By Jim Weber
Here’s something I never thought I’d say: If you watched Minnesota upset No. 1 Indiana last night, you witnessed a scene straight out of the 1992 film, The Mighty Ducks.
With the No. 1 Hoosiers trailing by five with under 30 seconds left, Will Sheehey fouled Gophers guard Andre Hollins, then reached for his eye and collapsed on the court as if he had been knocked out in a prize fight. According to ESPN’s Dan Dakich, Indiana head coach Tom Crean screamed for the referees to go to the monitor to check for an offensive foul. They did, only for the video to reveal Sheehey had blatantly flopped:
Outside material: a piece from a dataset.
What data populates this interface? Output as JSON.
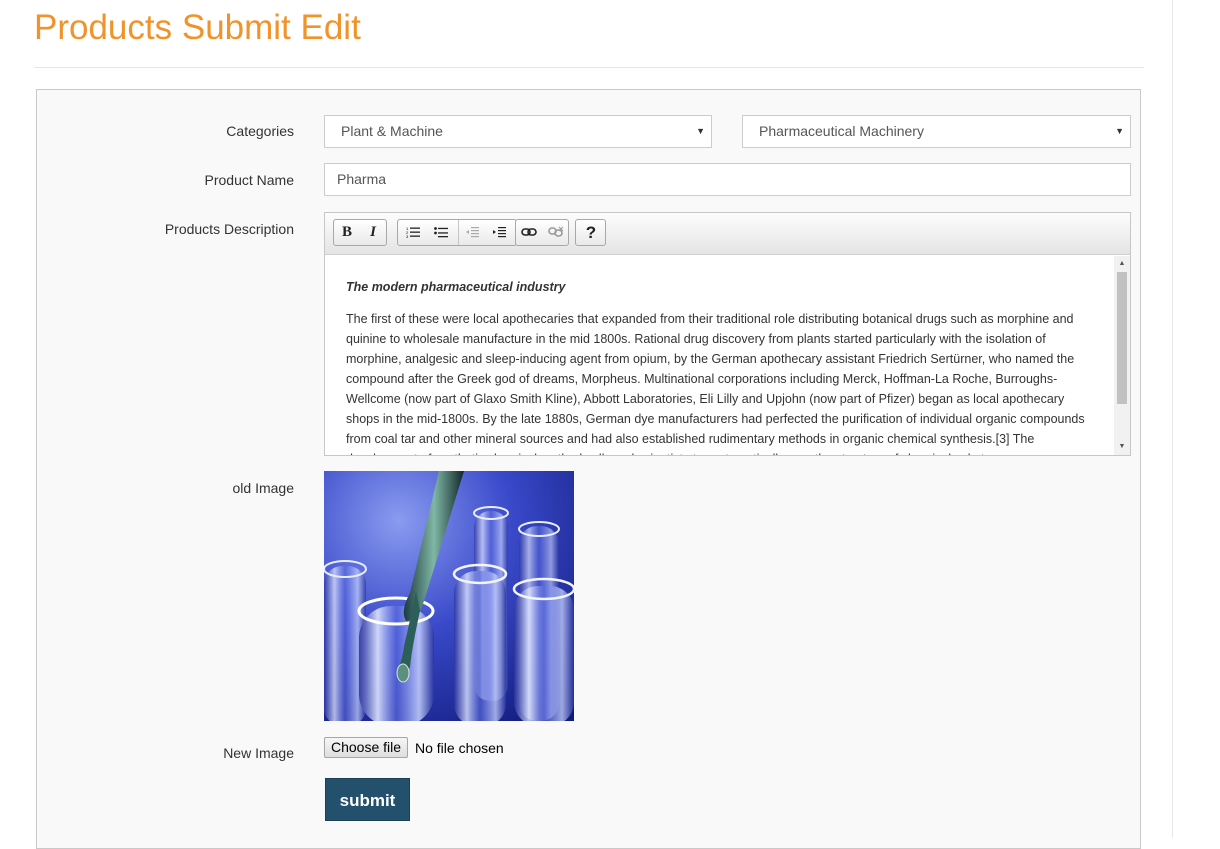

If you’re unfamiliar with The Mighty Ducks (first of all, shame on you), there’s a scene at the beginning where Gordon Bombay (played by Emilio Estevez) becomes the youth hockey team’s head coach and is still in his evil lawyer phase. Losing badly to an opponent, Bombay asks Charlie (Joshua Jackson) to grab his eye and fall down when pinned up against the boards to draw a penalty.
Except, Charlie wouldn’t do it. He had more integrity than his coach, which eventually sparked Bombay’s reformation. (How this clip is not on YouTube is a travesty).
The difference between the movie and last night, of course, is that Sheehey actually faked the injury. While there’s no proof that Sheehey was instructed to flop by Crean, there is video of Crean on the sideline in the timeout before the play clearly talking to the team about high elbows.
And if you look at the video of the foul further, it’s clear that Sheehey positions his face right next to Collins’ arm to try and sell the eye injury.
Point blank: I don’t believe for a second Sheehey did this without Crean’s instruction. It was way too deliberate and premeditated. And the way Crean instantly demanded the officials to look at the monitor makes it even more apparent he orchestrated the flop.
Crean is already on his way to becoming a college basketball coaching villain as a very sore loser. Whether he’s throwing temper tantrums on the sideline like a toddler, blowing by opposing coaches after a loss or even ripping the Big Ten over weekly awards if his players don’t win, he’s definitely caught the eye of college hoops fans.
On Tuesday night, Crean hit a new low by apparently pulling a Gordon Bombay. Where’s the respect for opponents and the game as a whole? Where’s the integrity he is supposed to be instilling in college kids?
After looking over video of the controversial Derrick Nix-Cody Zeller incident from last week, I don’t think Zeller flopped by initiating the groin shot there. But Sheehey’s flop was clear as day.
If I’m Big Ten commissioner Jim Delany, I’m pretty limited in what I can do to reprimand Crean since there’s no rule against flopping at the college level. But the first thing I would have done Wednesday morning is call Crean up and say, “Don’t ever do that again.”
Beyond that, flopping should clearly be addressed this offseason. Trying to draw technical fouls when trailing late in games makes NBA flopping look downright petty. Instead of fining players, the NCAA should rule any flop like what Indiana did last night is a technical. Because there’s no way something like that should have no risk and prompt announcers like Mike Tirico and Dakich to say players should flop like that more.
We should name it the “Tom Crean Rule.”
The scariest part? If Crean is willing to resort to this tactic during a regular season game when Indiana has almost definitely assured itself a No. 1 seed in the Big Dance, who knows what he will resort to in the NCAA tournament if the Hoosiers are trailing late.
I know the sports media overreacts to everything these days, but Crean deserves all the heat he brought upon himself Tuesday night by channeling his inner Gordon Bombay.
I’ll give him this though, Crean has pulled off something I never thought possible: Becoming the sorest loser in a family that includes Jim Harbaugh.